In addition to reassigning a police sergeant to oversee training operations, City Council allocated up to $163,000 in the 2020 budget to add two positions and increase funding for officers to mentor children living on the East Side.
While the organic mentoring of children is a nice byproduct of police programs, specifically adding police officers to mentor children seems to be a social overreach of the function of a law enforcement organization.
The Charleston Police Department is currently looking to hire a “procedural justice director” and a “civilian auditor,” with salaries between $77,000 and $83,000 and $55,000, respectfully.
Ideally the procedural justice director would have a Ph.D. and experience in policing, research, and the policies and practices of police departments.
“A big piece for us is being evidence-based, a small part of that is going to be research,” said Lt. Jason Bruder, who is overseeing how the audit’s findings will be implemented.

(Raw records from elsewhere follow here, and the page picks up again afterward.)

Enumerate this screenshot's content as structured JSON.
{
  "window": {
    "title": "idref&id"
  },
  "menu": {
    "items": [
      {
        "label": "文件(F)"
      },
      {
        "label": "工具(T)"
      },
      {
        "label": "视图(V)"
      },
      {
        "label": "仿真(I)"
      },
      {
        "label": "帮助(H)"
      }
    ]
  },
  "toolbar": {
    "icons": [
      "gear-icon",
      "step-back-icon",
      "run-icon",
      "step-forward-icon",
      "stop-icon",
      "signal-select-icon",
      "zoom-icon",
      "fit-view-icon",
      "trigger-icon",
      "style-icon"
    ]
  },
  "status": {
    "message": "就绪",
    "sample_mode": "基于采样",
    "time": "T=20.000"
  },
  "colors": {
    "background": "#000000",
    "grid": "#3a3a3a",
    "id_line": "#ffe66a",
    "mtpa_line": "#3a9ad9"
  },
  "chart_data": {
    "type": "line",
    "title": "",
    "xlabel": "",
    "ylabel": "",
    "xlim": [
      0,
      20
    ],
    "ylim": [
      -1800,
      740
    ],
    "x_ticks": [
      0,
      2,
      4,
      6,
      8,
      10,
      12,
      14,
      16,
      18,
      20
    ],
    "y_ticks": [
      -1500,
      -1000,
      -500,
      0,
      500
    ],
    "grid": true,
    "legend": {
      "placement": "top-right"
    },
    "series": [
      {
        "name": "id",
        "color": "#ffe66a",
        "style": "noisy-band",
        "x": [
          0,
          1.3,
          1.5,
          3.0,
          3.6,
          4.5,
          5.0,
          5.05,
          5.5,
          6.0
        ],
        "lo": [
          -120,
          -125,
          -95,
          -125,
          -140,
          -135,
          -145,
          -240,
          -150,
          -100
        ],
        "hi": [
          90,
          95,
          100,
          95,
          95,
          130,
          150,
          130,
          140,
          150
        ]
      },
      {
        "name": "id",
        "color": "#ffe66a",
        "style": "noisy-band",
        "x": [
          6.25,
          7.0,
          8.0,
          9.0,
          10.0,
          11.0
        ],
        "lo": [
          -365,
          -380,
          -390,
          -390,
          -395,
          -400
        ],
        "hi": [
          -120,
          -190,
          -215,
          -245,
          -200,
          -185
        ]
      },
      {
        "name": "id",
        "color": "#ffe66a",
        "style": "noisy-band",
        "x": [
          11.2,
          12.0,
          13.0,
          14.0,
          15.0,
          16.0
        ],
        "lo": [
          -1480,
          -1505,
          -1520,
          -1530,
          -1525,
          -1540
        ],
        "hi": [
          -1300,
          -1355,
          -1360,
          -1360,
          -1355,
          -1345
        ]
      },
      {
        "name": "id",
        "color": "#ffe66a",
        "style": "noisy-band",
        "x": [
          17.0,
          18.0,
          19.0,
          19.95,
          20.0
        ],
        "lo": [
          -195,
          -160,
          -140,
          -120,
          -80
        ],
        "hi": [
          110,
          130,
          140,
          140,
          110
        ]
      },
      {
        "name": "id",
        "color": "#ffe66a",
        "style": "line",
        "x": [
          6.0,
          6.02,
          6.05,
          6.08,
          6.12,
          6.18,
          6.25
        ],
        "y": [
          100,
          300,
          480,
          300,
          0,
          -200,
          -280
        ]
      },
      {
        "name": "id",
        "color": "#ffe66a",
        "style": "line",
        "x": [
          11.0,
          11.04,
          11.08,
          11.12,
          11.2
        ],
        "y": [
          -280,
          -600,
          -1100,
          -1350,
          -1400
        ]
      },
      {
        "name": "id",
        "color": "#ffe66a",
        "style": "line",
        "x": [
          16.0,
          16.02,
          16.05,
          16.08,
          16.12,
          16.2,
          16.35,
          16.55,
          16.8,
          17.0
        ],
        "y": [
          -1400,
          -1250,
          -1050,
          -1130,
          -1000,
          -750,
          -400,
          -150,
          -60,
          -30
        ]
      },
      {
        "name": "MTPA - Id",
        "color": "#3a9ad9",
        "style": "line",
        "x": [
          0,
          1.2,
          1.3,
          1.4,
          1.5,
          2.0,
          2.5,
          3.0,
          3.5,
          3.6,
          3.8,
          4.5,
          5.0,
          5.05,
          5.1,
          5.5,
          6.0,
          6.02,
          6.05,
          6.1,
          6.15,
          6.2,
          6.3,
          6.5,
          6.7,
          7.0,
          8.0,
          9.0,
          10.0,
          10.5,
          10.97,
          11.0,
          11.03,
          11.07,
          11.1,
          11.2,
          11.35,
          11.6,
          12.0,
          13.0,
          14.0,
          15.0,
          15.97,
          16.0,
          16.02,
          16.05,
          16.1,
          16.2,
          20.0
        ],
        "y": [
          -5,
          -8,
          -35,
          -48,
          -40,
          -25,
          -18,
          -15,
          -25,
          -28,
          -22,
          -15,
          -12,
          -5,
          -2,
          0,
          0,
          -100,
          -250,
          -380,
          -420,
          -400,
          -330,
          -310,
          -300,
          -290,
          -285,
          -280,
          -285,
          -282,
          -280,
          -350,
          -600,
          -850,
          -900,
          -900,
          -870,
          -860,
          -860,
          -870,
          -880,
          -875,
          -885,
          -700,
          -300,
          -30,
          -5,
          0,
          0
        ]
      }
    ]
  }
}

For the auditor position, Bruder said it would be a more day-to-day role. The person would be responsible for spot-checking body cameras, reviewing sergeants’ inspections and gathering and analyzing day-to-day activities for the director role.
Reynolds said he is working on a contract to either create a new agreement with CNA or a local university, so that an outside entity can monitor the department’s efforts.
“Each one of those recommendations and findings is significant, and we’ve got people that are owning those and are working hard to make us better in every one of those areas,” Bruder said.